ASSIGNMENT =>
Your task is to output the listing word for word, with pictures excluded.

SOURCE INFORMATION =>
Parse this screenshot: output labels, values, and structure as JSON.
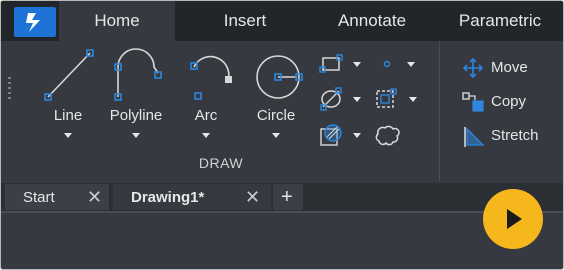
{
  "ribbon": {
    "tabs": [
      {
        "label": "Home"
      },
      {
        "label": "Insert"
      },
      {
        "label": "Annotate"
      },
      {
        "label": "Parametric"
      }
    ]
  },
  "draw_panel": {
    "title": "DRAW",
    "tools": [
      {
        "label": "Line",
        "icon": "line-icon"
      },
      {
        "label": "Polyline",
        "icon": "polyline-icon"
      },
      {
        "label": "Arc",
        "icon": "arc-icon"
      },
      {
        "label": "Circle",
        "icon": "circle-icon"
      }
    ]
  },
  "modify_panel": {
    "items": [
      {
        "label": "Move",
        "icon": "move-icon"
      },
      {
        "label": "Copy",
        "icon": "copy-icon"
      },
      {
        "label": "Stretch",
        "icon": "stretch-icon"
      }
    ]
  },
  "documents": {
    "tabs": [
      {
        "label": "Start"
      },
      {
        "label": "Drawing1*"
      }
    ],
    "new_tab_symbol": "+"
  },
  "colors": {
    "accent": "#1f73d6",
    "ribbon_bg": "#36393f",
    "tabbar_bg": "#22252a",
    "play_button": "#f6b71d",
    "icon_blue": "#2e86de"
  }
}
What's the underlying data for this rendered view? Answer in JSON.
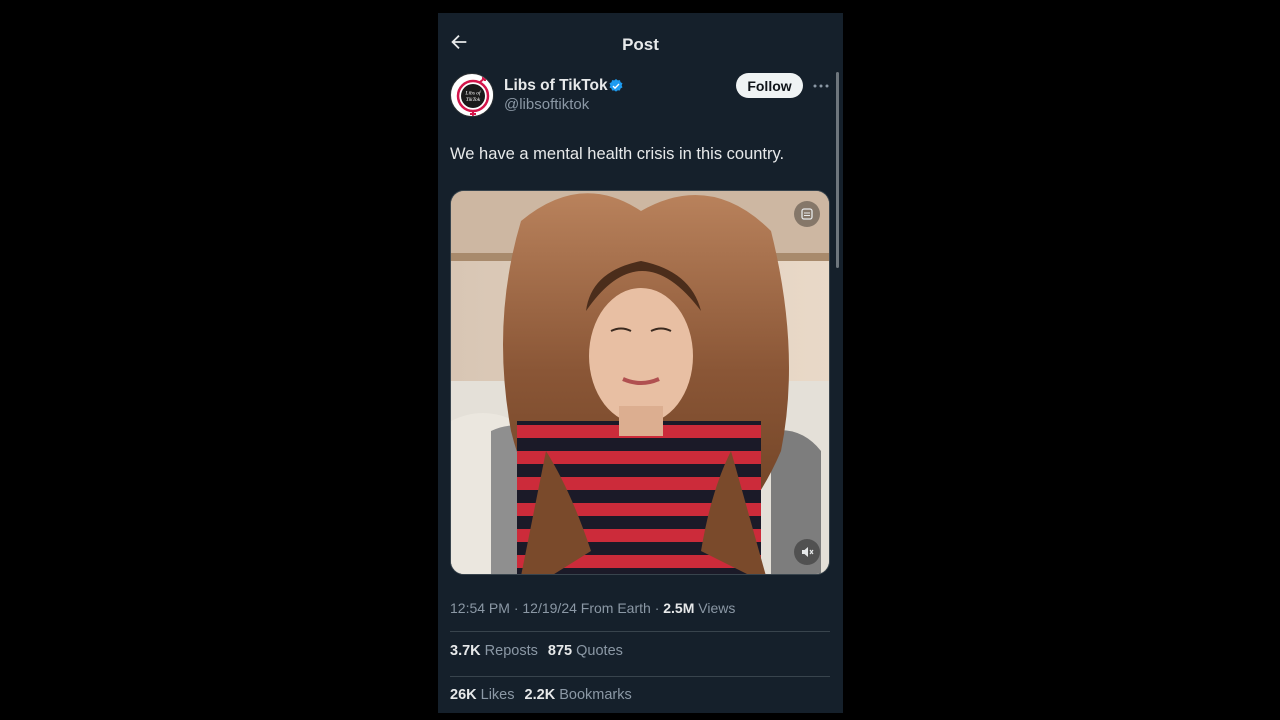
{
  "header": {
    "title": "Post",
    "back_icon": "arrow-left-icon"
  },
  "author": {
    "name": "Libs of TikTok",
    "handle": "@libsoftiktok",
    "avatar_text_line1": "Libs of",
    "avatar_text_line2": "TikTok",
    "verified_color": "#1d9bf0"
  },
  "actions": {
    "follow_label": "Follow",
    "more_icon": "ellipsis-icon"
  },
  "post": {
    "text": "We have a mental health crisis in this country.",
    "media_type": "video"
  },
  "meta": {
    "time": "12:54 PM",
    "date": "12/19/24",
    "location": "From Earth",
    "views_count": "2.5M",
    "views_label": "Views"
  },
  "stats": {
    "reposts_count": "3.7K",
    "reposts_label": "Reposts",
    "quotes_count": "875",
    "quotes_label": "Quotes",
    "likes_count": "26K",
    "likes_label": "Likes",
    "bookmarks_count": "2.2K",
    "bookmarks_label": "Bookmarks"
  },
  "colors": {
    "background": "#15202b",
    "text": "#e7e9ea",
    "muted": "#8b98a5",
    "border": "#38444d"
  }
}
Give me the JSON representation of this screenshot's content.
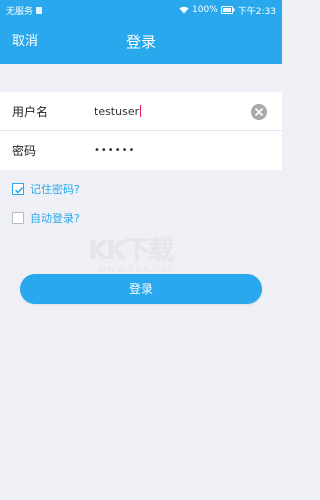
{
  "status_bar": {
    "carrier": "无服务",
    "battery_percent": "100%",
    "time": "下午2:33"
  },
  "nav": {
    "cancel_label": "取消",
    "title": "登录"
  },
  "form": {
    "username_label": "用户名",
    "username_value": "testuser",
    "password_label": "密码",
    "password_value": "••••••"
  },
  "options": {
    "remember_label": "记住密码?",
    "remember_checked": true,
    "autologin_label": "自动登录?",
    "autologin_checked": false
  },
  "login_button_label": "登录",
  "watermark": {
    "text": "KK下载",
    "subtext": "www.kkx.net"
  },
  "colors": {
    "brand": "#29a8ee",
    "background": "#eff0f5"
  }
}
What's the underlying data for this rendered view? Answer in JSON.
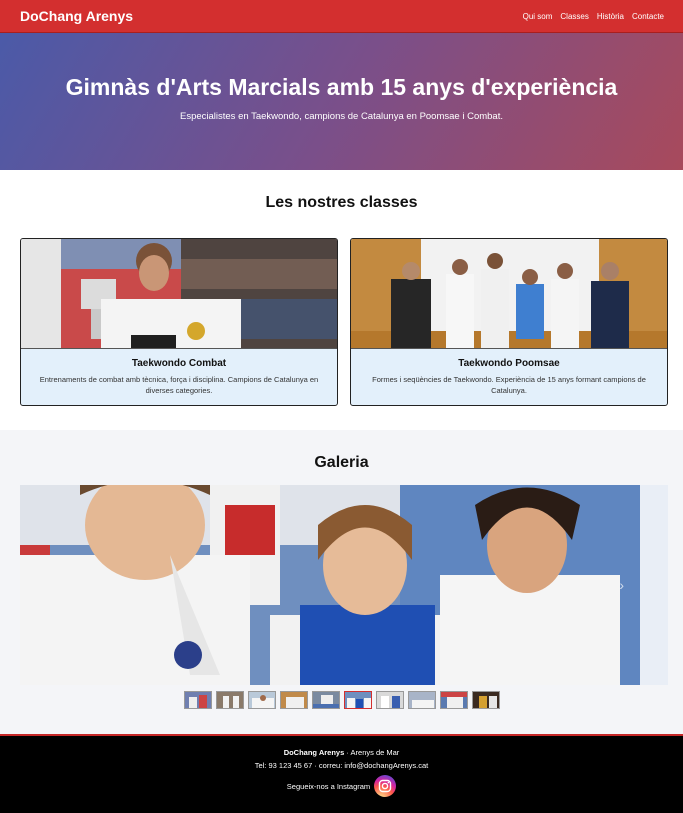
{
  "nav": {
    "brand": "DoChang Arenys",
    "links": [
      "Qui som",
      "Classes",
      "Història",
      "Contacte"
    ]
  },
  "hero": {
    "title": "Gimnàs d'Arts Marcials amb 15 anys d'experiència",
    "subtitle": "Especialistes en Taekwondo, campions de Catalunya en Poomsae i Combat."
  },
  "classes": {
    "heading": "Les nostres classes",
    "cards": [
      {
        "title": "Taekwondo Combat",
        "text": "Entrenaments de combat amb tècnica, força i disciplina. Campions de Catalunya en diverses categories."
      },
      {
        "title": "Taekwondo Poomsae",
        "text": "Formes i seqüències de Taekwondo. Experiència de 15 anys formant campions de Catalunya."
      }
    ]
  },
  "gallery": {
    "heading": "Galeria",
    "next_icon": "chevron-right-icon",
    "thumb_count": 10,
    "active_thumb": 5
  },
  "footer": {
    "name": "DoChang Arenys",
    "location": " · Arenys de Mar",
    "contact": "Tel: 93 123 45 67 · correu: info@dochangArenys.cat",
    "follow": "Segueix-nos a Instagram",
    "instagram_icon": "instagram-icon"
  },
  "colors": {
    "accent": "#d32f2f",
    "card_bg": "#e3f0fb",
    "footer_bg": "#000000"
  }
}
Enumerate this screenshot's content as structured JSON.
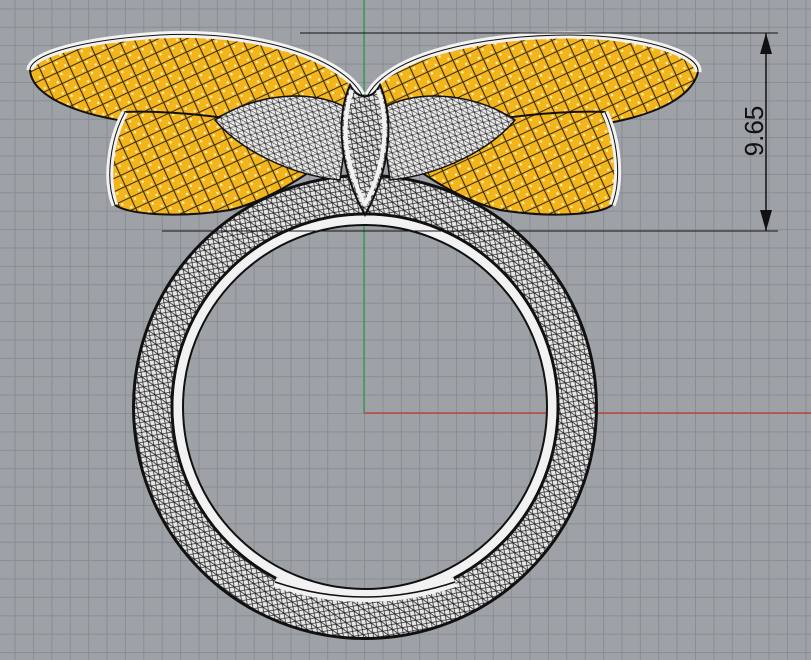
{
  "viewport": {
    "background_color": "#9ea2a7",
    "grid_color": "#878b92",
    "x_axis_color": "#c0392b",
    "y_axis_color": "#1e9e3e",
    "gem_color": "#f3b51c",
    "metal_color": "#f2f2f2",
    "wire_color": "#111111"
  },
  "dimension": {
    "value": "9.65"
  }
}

EXPECTED ANSWER =>
Parse this screenshot: output labels, values, and structure as JSON.
{
  "ribbon": {
    "tabs": [
      {
        "label": "Home"
      },
      {
        "label": "Insert"
      },
      {
        "label": "Annotate"
      },
      {
        "label": "Parametric"
      }
    ]
  },
  "draw_panel": {
    "title": "DRAW",
    "tools": [
      {
        "label": "Line",
        "icon": "line-icon"
      },
      {
        "label": "Polyline",
        "icon": "polyline-icon"
      },
      {
        "label": "Arc",
        "icon": "arc-icon"
      },
      {
        "label": "Circle",
        "icon": "circle-icon"
      }
    ]
  },
  "modify_panel": {
    "items": [
      {
        "label": "Move",
        "icon": "move-icon"
      },
      {
        "label": "Copy",
        "icon": "copy-icon"
      },
      {
        "label": "Stretch",
        "icon": "stretch-icon"
      }
    ]
  },
  "documents": {
    "tabs": [
      {
        "label": "Start"
      },
      {
        "label": "Drawing1*"
      }
    ],
    "new_tab_symbol": "+"
  },
  "colors": {
    "accent": "#1f73d6",
    "ribbon_bg": "#36393f",
    "tabbar_bg": "#22252a",
    "play_button": "#f6b71d",
    "icon_blue": "#2e86de"
  }
}
What's the underlying data for this rendered view? Answer in JSON.
{
  "header": {
    "title": "Post",
    "back_icon": "arrow-left-icon"
  },
  "author": {
    "name": "Libs of TikTok",
    "handle": "@libsoftiktok",
    "avatar_text_line1": "Libs of",
    "avatar_text_line2": "TikTok",
    "verified_color": "#1d9bf0"
  },
  "actions": {
    "follow_label": "Follow",
    "more_icon": "ellipsis-icon"
  },
  "post": {
    "text": "We have a mental health crisis in this country.",
    "media_type": "video"
  },
  "meta": {
    "time": "12:54 PM",
    "date": "12/19/24",
    "location": "From Earth",
    "views_count": "2.5M",
    "views_label": "Views"
  },
  "stats": {
    "reposts_count": "3.7K",
    "reposts_label": "Reposts",
    "quotes_count": "875",
    "quotes_label": "Quotes",
    "likes_count": "26K",
    "likes_label": "Likes",
    "bookmarks_count": "2.2K",
    "bookmarks_label": "Bookmarks"
  },
  "colors": {
    "background": "#15202b",
    "text": "#e7e9ea",
    "muted": "#8b98a5",
    "border": "#38444d"
  }
}
Give me the JSON representation of this screenshot's content.
{
  "status_bar": {
    "carrier": "无服务",
    "battery_percent": "100%",
    "time": "下午2:33"
  },
  "nav": {
    "cancel_label": "取消",
    "title": "登录"
  },
  "form": {
    "username_label": "用户名",
    "username_value": "testuser",
    "password_label": "密码",
    "password_value": "••••••"
  },
  "options": {
    "remember_label": "记住密码?",
    "remember_checked": true,
    "autologin_label": "自动登录?",
    "autologin_checked": false
  },
  "login_button_label": "登录",
  "watermark": {
    "text": "KK下载",
    "subtext": "www.kkx.net"
  },
  "colors": {
    "brand": "#29a8ee",
    "background": "#eff0f5"
  }
}
What's the underlying data for this rendered view? Answer in JSON.
{
  "nav": {
    "brand": "DoChang Arenys",
    "links": [
      "Qui som",
      "Classes",
      "Història",
      "Contacte"
    ]
  },
  "hero": {
    "title": "Gimnàs d'Arts Marcials amb 15 anys d'experiència",
    "subtitle": "Especialistes en Taekwondo, campions de Catalunya en Poomsae i Combat."
  },
  "classes": {
    "heading": "Les nostres classes",
    "cards": [
      {
        "title": "Taekwondo Combat",
        "text": "Entrenaments de combat amb tècnica, força i disciplina. Campions de Catalunya en diverses categories."
      },
      {
        "title": "Taekwondo Poomsae",
        "text": "Formes i seqüències de Taekwondo. Experiència de 15 anys formant campions de Catalunya."
      }
    ]
  },
  "gallery": {
    "heading": "Galeria",
    "next_icon": "chevron-right-icon",
    "thumb_count": 10,
    "active_thumb": 5
  },
  "footer": {
    "name": "DoChang Arenys",
    "location": " · Arenys de Mar",
    "contact": "Tel: 93 123 45 67 · correu: info@dochangArenys.cat",
    "follow": "Segueix-nos a Instagram",
    "instagram_icon": "instagram-icon"
  },
  "colors": {
    "accent": "#d32f2f",
    "card_bg": "#e3f0fb",
    "footer_bg": "#000000"
  }
}
Enumerate this screenshot's content as structured JSON.
{
  "viewport": {
    "background_color": "#9ea2a7",
    "grid_color": "#878b92",
    "x_axis_color": "#c0392b",
    "y_axis_color": "#1e9e3e",
    "gem_color": "#f3b51c",
    "metal_color": "#f2f2f2",
    "wire_color": "#111111"
  },
  "dimension": {
    "value": "9.65"
  }
}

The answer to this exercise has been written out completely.